Is Classical Sanskrit the world’s first constructed language?

There’s a spectrum between conventionalised and artificial, and Sanskrit is somewhere along that spectrum. Specialists other than myself can answer better than I as to how artificial Sanskrit is.

We have no idea how old the Aboriginal initiate language Damin is, and therefore whether it is older than Sanskrit or not. It is clearly much further along the artificial axis than Sanskrit is, although it is still based on the Aboriginal vernacular language Lardil. (Read about it: it really is an astonishing language.)

How is Quora able to mark questions as “needing improvement” so quickly?

To add to Vivek Joshy’s answer:

Quora is also clearly marking questions as “needing improvement” based on a grammar bot. The grammar bot has a better command of grammar than many people.

But not better than all people. The grammar bot has a somewhat… limited understanding of grammar, and I have found myself randomly rearranging punctuation and capitalisation, to get things past it. Linguistic questions, with words being cited for discussion, are particularly difficult for it to handle: do use italics.

As for Vivek’s contention that:

It would only do this type of moderation if it is very sure that the question is of that type.

Well… that has not been my experience.

There is in fact an army of people looking at Quora content (Trusted Reporting (Quora feature)), but they’re looking for BNBR and such violations. The ability of users to mark questions as needing improvement (by adding the topic “Needs Improvement” has been taken away:

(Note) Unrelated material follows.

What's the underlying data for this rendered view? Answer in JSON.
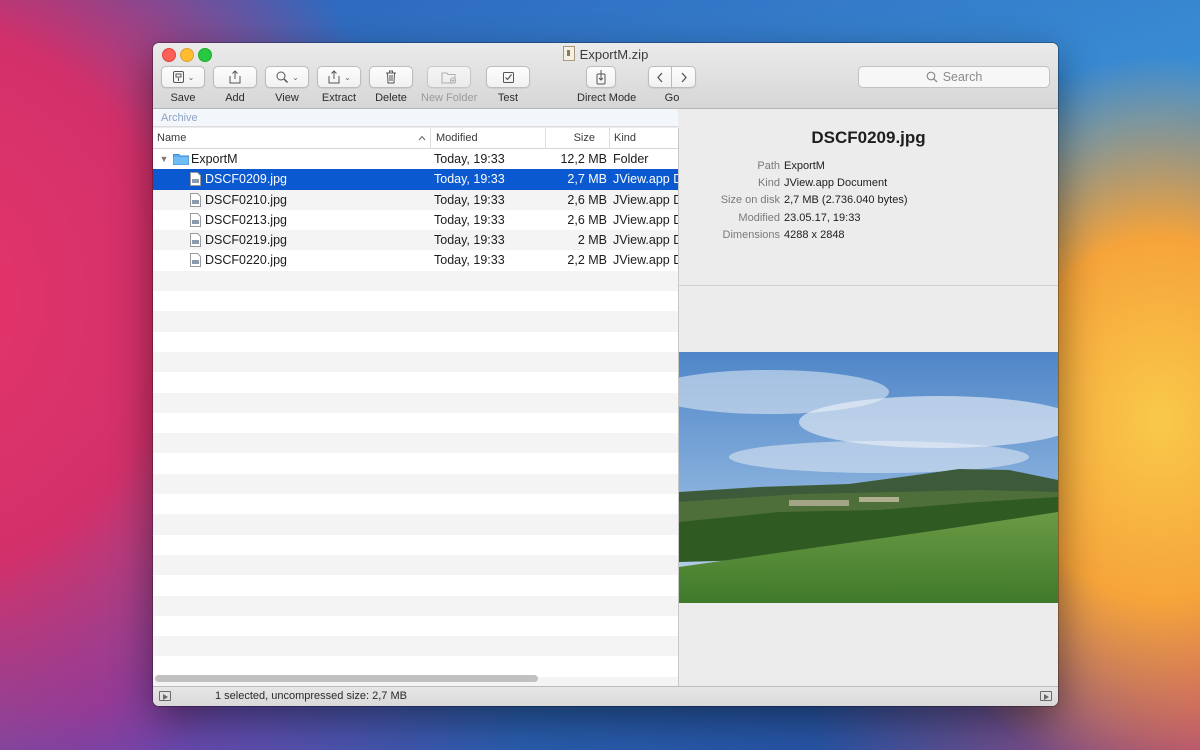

Has a proto-language ever been accurately constructed prior to discovery of a historical text in said proto-language?

Vote #1, Daniel Ross: Daniel Ross’ answer to Has a proto-language ever been accurately constructed prior to discovery of a historical text in said proto-language?

Vote #2, Brian Collins: Brian Collins’ answer to Has a proto-language ever been accurately constructed prior to discovery of a historical text in said proto-language?

I’ll add that Linear B is similar to Hittite: it is closer to proto-Greek than anything we had, and it was deciphered after proto-Greek (and proto-Indo-European) was reconstructed. It has the digammas of proto-Greek, and it was the labiovelars of proto-Greek…

… except, it’s actually the other way around. If we didn’t have proto-Greek as a guide, we wouldn’t have been able to decipher Linear B. The syllabary was utterly unknown to us, and we have no independent corroboration, save for the odd pictograph that cracked the puzzle (tiripode = tripod). So it’s not like Linear B was as much of an independent corroboration of proto-Greek as we might like.

Do Greeks marry Greeks or do they mix?

Depends on where and when, of course.

In Australia 40 years ago: almost never intermarried. In Australia now: often do intermarry; intermarriage exceeded 50% some time in the last ten years.

In Greece a century ago: almost never intermarried. There weren’t a lot of non-Greeks around to marry (depending on your definition of non-Greek, of course; I’m taking an expansive one). Now: less so.

Of course, that answer is a commonplace. More concretely: Greeks are by default endogamous in diasporas: they are rather attached to maintaining their cultural identity in the face of what they see as an external threat. Unusually so, compared with other migrant groups.

That gets mitigated by various interrelated factors.

  • Size of settlement: small Maniat settlements in Italy in the 17th century assimilated rather readily.
  • Local authority figures: the colony in Corsica did not assimilate in the critical first two generations, because they had a monasteryful of monks and several chieftains with them, urging them to stay Greek Orthodox.
  • Time: the second generation of Greek Australians didn’t intermarry; the third did.
  • Sense of threat: the Greeks that migrated from Corsica and Mani to New Smyrna Beach, Florida were a minority of the settlers; the majority were Minorcans (especially once malaria got the Maniots). In New Smyrna, it was the Minorcans and the Greco-Corsicans against the cruelty of Andrew Turnbull. In Corsica, the Greeks were at constant war with the Catholic Corsicans for another three generations; in Florida, the same Greeks intermarried with the Minorcans immediately. The Minorcans weren’t the threat any more; the English were.